» SOURCE DATA:
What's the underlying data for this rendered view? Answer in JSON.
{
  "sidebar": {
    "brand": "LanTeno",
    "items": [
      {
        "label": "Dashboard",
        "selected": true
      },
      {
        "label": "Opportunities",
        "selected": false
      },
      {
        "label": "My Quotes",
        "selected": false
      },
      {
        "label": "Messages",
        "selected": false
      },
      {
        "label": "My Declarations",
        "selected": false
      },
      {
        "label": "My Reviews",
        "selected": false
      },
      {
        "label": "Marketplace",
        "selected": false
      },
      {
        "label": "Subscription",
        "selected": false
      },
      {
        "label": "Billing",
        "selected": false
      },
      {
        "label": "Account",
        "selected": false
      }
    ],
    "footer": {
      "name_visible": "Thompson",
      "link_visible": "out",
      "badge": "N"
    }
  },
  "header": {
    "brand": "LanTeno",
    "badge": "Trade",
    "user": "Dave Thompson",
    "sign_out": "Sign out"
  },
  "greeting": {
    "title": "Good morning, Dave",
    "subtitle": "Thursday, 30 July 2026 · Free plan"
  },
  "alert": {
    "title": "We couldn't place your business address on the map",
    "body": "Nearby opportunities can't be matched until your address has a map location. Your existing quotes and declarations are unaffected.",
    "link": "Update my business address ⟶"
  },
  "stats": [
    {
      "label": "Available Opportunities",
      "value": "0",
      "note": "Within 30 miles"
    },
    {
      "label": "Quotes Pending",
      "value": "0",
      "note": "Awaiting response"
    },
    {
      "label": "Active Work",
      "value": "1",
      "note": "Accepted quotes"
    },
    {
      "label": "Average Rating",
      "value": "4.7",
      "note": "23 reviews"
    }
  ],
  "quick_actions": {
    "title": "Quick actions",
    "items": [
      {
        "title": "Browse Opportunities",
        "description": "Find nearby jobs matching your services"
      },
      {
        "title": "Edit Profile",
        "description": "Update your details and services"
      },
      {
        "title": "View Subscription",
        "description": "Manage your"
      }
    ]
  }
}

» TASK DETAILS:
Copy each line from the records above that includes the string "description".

» EXERCISE RESULT:
        "description": "Find nearby jobs matching your services"
        "description": "Update your details and services"
        "description": "Manage your"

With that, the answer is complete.